I titled my first manuscript Courtly Love. Each chapter referenced one of Capellanus' Rules of Courtly Love (also mentioned in The Courtier by Castiglione). It was, in my opinion, a smart title. Not only did each rule serve as a theme for the chapter, the overall message was that courtly love wasn't true love. In that book my hero and heroine learned that real love was gritty and uncomfortable, not all about show. Courtly Love was followed by Courtly Christmas, Courtly Marriage, and an intended (but never happened ) Courtly Consequences. All of them played on the reality versus the sophisticated ideal of their subject.
The big problem, aside from the apparently unpublishable nature of Tudor romps, was that none of these titles were in the least bit sexy. I took myself far too seriously. This advice was given by an author that I count as one of my favorites in the historical romance genre. She writes smart, strong, poignant stories all with a sense of humor and a decent deal of heat. I changed the titles to Courtly Pleasures, Courtly Scandals, and Courtly Abandon. Sexier? Yes. Published? No. Oh well.
I took the advice to heart for my next book, Possessing Karma. I didn't abandon my obsessive need for double meaning, but managed to make it have a sensual translation (my main character, Karma, gets possessed by ghosts, then in a more carnal way by Philippe. The ghosts are being punished by the force of karma, etc...).
Misleading title, maybe?

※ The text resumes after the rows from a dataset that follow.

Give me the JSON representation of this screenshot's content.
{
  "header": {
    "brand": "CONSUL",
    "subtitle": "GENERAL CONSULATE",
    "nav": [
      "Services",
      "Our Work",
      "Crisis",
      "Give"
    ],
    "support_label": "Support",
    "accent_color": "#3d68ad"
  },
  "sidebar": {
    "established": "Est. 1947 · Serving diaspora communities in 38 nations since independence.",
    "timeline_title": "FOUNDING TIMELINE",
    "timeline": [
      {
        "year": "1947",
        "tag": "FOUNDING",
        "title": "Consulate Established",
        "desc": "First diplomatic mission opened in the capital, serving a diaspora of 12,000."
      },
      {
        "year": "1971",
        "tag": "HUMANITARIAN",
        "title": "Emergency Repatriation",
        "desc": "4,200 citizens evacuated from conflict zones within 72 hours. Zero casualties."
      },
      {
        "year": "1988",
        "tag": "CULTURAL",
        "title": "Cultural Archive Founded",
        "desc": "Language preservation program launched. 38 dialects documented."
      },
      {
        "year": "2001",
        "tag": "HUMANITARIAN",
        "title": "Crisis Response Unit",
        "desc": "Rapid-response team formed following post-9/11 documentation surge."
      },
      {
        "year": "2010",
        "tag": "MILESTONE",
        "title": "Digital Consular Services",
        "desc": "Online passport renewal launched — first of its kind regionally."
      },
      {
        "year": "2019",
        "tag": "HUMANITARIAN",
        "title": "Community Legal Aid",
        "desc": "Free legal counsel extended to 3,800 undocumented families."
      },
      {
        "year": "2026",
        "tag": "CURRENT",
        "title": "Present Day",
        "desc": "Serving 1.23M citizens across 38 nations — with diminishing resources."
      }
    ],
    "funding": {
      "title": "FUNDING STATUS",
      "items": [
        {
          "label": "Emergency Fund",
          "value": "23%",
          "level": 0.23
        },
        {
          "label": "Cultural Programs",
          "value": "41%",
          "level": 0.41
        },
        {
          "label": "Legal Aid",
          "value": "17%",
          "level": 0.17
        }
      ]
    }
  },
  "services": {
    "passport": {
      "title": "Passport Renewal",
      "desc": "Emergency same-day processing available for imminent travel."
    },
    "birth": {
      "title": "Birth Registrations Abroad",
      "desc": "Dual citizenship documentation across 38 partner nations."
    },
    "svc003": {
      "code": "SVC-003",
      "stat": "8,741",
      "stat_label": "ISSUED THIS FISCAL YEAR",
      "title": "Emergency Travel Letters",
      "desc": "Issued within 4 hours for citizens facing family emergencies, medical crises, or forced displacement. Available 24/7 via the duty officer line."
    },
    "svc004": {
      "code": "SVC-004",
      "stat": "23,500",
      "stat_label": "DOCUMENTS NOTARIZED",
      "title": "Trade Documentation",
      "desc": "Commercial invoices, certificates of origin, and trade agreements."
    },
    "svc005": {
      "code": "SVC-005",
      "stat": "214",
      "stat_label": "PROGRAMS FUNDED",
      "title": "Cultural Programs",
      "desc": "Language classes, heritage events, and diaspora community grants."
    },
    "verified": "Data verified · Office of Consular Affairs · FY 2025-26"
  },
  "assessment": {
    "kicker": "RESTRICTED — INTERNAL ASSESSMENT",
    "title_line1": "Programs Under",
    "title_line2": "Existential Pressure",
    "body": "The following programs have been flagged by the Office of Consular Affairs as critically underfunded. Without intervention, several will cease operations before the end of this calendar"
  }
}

I'm having real trouble finding a title I like for my Ireland book, currently titled Touched by the Past. Gillian returns to Ireland, where she'd spent a troubled childhood, only to find the memories she'd written off as dreams were real. She has a connection to the forest, an ageless elemental spirit of earth. The problem is that the forest doesn't the limitations of her humanity and she doesn't want to accept what is happening to her. The forest barrages her with memories, some recent, some ancient, and she has trouble determining what's real. She also reconnects with a childhood sweetheart who helps her accept the supernatural element and is her support in fighting a very mundane enemy.
I've brainstormed, looking for themes that are both mystical and sensual. I've come up with to know/knowing, bared by/baring, exposed/exposure, open to, touched/touching/to touch, taken, etc... It's driving me crazy. I keep hoping the title will come to me in a moment of inspiration, but no luck on that front so far. With RWA 2013 conference rapidly approaching, I want a gripping title to have on my one sheet (even though I won't be finished, so won't really pitch it -- more just have it with me to show that I'm actively producing)
Titles matter. They make the first impression. What sort of titles appeal to you when buying a book? Have you ever bought on title alone?